Data about app and page elements:
--- START ---
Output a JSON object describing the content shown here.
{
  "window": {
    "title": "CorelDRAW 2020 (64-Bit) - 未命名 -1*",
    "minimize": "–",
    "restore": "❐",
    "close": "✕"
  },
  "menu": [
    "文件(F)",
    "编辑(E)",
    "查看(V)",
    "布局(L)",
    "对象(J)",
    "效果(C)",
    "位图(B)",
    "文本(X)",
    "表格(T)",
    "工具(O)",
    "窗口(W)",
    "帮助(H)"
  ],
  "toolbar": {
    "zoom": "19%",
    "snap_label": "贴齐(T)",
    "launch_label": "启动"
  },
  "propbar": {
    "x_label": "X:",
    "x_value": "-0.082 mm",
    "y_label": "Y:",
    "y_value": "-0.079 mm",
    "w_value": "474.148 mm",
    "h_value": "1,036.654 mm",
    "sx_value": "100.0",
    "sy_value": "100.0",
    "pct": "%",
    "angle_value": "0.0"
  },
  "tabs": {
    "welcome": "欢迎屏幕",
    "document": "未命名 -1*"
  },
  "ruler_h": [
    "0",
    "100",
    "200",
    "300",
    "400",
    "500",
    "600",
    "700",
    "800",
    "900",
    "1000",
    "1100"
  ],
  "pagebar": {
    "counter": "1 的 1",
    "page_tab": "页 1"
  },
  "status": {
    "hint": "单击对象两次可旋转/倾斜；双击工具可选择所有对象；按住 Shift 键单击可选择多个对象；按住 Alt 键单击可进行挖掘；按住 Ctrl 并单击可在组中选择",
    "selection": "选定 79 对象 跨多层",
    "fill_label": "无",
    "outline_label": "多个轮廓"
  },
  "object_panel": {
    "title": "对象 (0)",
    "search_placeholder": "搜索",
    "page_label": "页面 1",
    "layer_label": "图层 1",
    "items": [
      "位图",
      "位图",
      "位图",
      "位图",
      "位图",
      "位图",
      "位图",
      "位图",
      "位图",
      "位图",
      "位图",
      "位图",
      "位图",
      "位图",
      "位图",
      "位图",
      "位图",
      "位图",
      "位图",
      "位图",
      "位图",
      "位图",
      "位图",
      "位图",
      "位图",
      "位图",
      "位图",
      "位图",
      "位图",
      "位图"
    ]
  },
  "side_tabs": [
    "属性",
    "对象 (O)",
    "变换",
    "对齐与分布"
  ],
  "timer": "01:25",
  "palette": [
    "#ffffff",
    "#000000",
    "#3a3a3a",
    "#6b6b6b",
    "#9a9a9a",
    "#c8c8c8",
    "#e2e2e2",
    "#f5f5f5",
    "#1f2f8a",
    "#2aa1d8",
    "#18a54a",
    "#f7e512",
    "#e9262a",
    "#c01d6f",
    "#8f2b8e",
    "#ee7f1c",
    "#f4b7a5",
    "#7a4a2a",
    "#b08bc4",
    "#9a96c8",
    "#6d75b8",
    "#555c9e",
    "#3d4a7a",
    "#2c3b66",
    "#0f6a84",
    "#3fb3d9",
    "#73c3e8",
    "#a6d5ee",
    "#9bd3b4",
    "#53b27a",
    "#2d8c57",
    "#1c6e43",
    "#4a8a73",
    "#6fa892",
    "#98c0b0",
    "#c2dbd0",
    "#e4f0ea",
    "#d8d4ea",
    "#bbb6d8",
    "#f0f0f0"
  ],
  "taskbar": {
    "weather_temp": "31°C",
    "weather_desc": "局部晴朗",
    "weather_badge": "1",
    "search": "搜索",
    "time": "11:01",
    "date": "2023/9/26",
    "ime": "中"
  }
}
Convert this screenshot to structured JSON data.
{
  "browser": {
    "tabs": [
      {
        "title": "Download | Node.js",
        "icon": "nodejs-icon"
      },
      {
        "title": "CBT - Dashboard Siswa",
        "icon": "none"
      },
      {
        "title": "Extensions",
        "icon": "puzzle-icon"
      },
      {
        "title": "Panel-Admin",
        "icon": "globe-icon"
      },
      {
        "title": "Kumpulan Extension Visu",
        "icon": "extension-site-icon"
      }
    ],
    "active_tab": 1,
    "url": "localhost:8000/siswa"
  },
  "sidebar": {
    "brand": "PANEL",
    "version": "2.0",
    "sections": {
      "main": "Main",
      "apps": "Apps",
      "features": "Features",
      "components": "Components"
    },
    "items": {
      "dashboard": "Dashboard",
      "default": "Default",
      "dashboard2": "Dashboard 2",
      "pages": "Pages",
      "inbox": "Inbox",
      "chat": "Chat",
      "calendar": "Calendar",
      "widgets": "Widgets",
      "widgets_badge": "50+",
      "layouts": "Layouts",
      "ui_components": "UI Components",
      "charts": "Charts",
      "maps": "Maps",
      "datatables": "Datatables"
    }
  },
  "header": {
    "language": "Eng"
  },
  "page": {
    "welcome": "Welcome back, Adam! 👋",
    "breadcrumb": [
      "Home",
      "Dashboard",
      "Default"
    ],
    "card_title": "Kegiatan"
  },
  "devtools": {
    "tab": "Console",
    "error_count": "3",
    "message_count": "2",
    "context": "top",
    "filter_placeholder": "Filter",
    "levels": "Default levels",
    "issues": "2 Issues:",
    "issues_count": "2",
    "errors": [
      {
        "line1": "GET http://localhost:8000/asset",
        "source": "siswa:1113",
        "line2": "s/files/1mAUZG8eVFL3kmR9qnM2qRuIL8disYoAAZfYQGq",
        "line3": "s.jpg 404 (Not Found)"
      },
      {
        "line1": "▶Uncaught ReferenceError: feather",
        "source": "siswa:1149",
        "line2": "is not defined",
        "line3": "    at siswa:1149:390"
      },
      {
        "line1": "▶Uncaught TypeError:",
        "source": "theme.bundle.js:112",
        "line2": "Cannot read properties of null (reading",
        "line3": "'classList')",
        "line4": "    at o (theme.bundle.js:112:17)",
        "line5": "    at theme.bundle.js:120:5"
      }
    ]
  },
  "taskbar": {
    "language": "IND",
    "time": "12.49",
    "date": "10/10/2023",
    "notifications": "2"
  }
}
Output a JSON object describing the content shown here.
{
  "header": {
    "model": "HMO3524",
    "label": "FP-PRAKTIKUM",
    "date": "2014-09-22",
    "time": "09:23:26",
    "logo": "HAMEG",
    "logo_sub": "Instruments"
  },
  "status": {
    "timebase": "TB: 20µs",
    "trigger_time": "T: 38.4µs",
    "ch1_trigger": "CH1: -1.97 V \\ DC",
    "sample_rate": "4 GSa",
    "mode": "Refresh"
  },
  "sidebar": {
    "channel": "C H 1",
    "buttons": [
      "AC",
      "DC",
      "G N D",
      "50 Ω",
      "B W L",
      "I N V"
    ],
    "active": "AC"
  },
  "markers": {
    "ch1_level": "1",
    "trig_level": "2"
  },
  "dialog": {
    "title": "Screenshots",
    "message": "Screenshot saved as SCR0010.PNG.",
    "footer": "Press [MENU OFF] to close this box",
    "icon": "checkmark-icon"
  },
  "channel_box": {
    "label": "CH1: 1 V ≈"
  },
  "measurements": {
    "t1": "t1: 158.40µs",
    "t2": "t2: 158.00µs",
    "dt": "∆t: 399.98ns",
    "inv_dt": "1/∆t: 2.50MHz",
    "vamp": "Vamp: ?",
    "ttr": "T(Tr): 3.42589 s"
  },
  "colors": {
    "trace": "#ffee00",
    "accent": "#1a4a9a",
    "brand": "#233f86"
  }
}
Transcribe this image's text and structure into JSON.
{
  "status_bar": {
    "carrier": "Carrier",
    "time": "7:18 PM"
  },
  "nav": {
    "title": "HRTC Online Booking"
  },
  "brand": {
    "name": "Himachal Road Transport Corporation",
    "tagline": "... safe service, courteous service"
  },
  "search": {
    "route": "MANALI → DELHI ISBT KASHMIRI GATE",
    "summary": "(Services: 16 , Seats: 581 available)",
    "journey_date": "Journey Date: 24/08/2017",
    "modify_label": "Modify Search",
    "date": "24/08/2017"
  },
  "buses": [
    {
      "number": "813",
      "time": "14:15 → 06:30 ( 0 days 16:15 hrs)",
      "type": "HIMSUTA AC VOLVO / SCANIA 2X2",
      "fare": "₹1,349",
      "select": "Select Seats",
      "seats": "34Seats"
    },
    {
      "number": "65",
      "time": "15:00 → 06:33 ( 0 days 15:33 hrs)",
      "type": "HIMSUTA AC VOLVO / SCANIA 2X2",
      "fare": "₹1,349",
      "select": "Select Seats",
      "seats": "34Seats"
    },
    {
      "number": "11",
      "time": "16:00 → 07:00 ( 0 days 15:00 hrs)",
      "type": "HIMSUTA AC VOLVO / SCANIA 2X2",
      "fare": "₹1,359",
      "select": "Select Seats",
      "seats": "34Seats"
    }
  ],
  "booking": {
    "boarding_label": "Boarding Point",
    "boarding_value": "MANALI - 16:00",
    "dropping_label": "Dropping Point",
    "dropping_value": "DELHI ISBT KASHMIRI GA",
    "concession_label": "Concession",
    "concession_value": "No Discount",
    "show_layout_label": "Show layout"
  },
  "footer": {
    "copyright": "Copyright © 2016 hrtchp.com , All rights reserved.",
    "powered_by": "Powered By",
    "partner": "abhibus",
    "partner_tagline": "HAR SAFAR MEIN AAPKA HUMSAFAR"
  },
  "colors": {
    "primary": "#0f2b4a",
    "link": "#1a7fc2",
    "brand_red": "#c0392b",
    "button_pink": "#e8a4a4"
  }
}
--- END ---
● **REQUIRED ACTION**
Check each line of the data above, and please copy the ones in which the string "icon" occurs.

● **ANSWER SPACE**
        "icon": "nodejs-icon"
        "icon": "none"
        "icon": "puzzle-icon"
        "icon": "globe-icon"
        "icon": "extension-site-icon"
    "icon": "checkmark-icon"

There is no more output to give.